The third objection is that after the first four years, the indexation of the Commonwealth funding formula changes with the result that teachers’ wages in the non-government sector might remain depressed for a decade while wages in the government sector increase.
These objections need to be considered on their merits. They do not derogate from the principled criteria the government has enunciated. But they do imperil the government’s high moral rhetoric in the application of the principles. The Catholic bishops have said, ‘We are not asking for any special deals’. They are seeking viability for the system of Catholic schools, a fair go for parents in those schools, and rightful autonomy for the school system administrators. Everyone agrees that any changes need to be ‘sector blind’. The Shadow Minister Tanya Plibersek says the model ‘cannot be sector blind when it entrenches different funding levels for government and non-government schools, and it cannot be needs based when thousands of public schools and parish Catholic schools lose funding and some of the wealthiest schools in the country get a funding increase.’

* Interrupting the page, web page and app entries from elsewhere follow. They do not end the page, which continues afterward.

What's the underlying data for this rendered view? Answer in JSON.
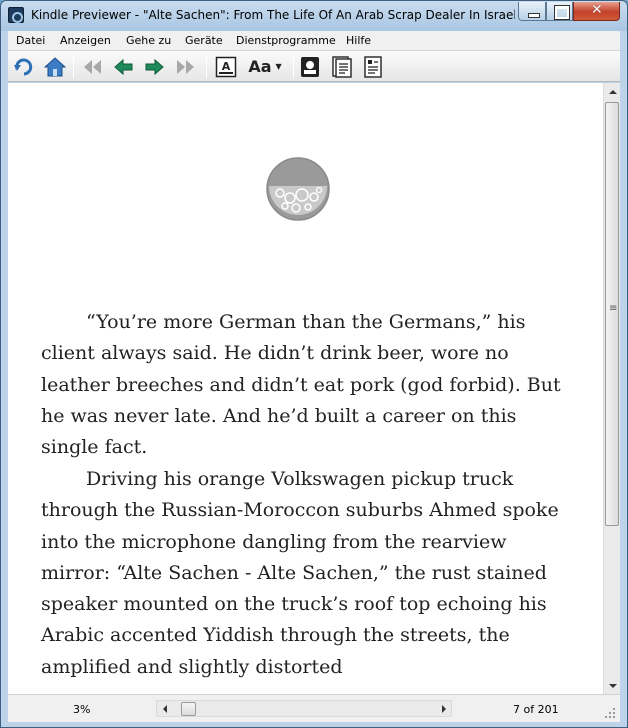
{
  "window": {
    "title": "Kindle  Previewer - \"Alte Sachen\": From The Life Of An Arab Scrap Dealer In Israel (a short"
  },
  "menu": {
    "items": [
      "Datei",
      "Anzeigen",
      "Gehe zu",
      "Geräte",
      "Dienstprogramme",
      "Hilfe"
    ]
  },
  "toolbar": {
    "font_size_label": "Aa",
    "icons": [
      "back-icon",
      "home-icon",
      "first-page-icon",
      "previous-page-icon",
      "next-page-icon",
      "last-page-icon",
      "text-view-icon",
      "font-size-icon",
      "kindle-device-icon",
      "page-view-icon",
      "book-details-icon"
    ]
  },
  "book": {
    "paragraphs": [
      "“You’re more German than the Germans,” his client always said. He didn’t drink beer, wore no leather breeches and didn’t eat pork (god forbid). But he was never late. And he’d built a career on this single fact.",
      "Driving his orange Volkswagen pickup truck through the Russian-Moroccon suburbs Ahmed spoke into the microphone dangling from the rearview mirror: “Alte Sachen - Alte Sachen,” the rust stained speaker mounted on the truck’s roof top echoing his Arabic accented Yiddish through the streets, the amplified and slightly distorted"
    ]
  },
  "status": {
    "progress_percent": "3%",
    "page_position": "7 of 201",
    "progress_fraction": 0.03
  },
  "colors": {
    "titlebar": "#a9c6e3",
    "close_button": "#c4412a",
    "ornament": "#9a9a9a",
    "body_text": "#222222"
  }
}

The Commonwealth has agreed that the states and independent schools systems like the Catholic system will retain their own independence. The states will determine for themselves how to allocate their education funds. And the Catholics will continue to receive their Commonwealth payments in block, rather than the payments being made direct to each individual school. Minister Birmingham has said: ‘We support and respect the integrity of school systems… to be able to make more granular and detailed decisions about funding and support for each of their schools’. He says, ‘I respect the autonomy of Catholic education systems to take the pool of federal funding they receive which we are simply proposing they will receive based on the need of each of their individual schools.’
In the second reading debate on the Australian Education Amendment Bill , Tanya Plibersek pointed out:
The Northern Territory, with the nation’s most disadvantaged schools system, gets the smallest increases—not even enough to cover inflation. Take Anula Primary School in suburban Darwin. Twenty-two per cent of its students are Indigenous and around half of the students have a language background other than English. By 2027 this school will get about $4,232 per child from the Commonwealth government. That is an increase of just $554 over 10 years. Ten years!
Compare that with Trinity Grammar School in Sydney, with fees of up to $24,000 a year for primary school children. That will receive $7,799 per student, which is an increase of $2,734 per student over the same time period. Trinity Grammar has great resources. It has a low-need student population. How does it get an increase in funding from the Commonwealth government that is five times larger than a public school in suburban Darwin? In what way is this needs based funding? How can those opposite claim that this is fair with straight faces?
There is clearly a need for the government to revise the application of the laudable Gonski principles ensuring that every Australian child has a fair go at accessing a good education, within the funding constraints of the government of the day committed to ‘Budget repair’. For our part, we Catholics should ensure that our schools are more available to the poor, enacting Pope Francis’s desire: ‘I want a Church which is poor and for the poor.’
Fr Frank Brennan SJ is CEO of Catholic Social Services Australia. This article first appeared in Eureka Street on 23 May 2017.